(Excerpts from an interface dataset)
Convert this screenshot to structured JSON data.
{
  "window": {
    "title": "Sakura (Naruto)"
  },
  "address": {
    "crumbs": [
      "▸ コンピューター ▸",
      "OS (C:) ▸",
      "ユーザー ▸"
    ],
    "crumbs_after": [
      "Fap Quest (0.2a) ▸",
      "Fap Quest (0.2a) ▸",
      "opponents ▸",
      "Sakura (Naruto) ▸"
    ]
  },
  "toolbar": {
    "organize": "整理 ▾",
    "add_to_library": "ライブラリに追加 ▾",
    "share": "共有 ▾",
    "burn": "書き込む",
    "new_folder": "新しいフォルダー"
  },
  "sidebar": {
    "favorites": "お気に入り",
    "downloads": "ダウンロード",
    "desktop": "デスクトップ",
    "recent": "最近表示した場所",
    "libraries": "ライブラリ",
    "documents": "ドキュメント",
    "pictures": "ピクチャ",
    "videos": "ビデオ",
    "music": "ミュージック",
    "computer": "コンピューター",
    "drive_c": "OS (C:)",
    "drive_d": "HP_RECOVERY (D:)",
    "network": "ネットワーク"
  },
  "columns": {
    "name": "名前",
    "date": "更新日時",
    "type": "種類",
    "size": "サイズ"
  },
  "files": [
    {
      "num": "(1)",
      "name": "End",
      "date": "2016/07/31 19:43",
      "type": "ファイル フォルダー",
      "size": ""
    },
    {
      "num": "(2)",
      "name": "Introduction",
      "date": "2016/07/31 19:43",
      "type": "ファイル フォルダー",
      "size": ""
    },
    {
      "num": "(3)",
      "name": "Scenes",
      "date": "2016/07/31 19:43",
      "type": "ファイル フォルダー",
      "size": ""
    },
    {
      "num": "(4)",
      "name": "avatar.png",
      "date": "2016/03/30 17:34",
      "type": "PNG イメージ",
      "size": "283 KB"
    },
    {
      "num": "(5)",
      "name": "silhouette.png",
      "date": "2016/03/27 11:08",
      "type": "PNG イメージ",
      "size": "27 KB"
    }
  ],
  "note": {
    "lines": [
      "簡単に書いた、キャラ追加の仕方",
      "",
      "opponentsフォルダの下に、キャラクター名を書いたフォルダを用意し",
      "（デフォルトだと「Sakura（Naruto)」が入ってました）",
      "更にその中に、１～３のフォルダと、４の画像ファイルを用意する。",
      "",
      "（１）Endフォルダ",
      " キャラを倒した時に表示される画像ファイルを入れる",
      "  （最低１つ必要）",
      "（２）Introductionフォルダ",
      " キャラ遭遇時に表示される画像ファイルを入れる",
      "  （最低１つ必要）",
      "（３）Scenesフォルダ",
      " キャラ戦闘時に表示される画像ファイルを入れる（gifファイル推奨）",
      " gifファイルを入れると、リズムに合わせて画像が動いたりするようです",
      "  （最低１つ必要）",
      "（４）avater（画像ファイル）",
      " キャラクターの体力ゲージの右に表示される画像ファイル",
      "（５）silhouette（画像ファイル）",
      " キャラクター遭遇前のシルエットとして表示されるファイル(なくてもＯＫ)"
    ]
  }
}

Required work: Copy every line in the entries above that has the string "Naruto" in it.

Solution to this problem:
    "title": "Sakura (Naruto)"
      "Sakura (Naruto) ▸"
      "（デフォルトだと「Sakura（Naruto)」が入ってました）",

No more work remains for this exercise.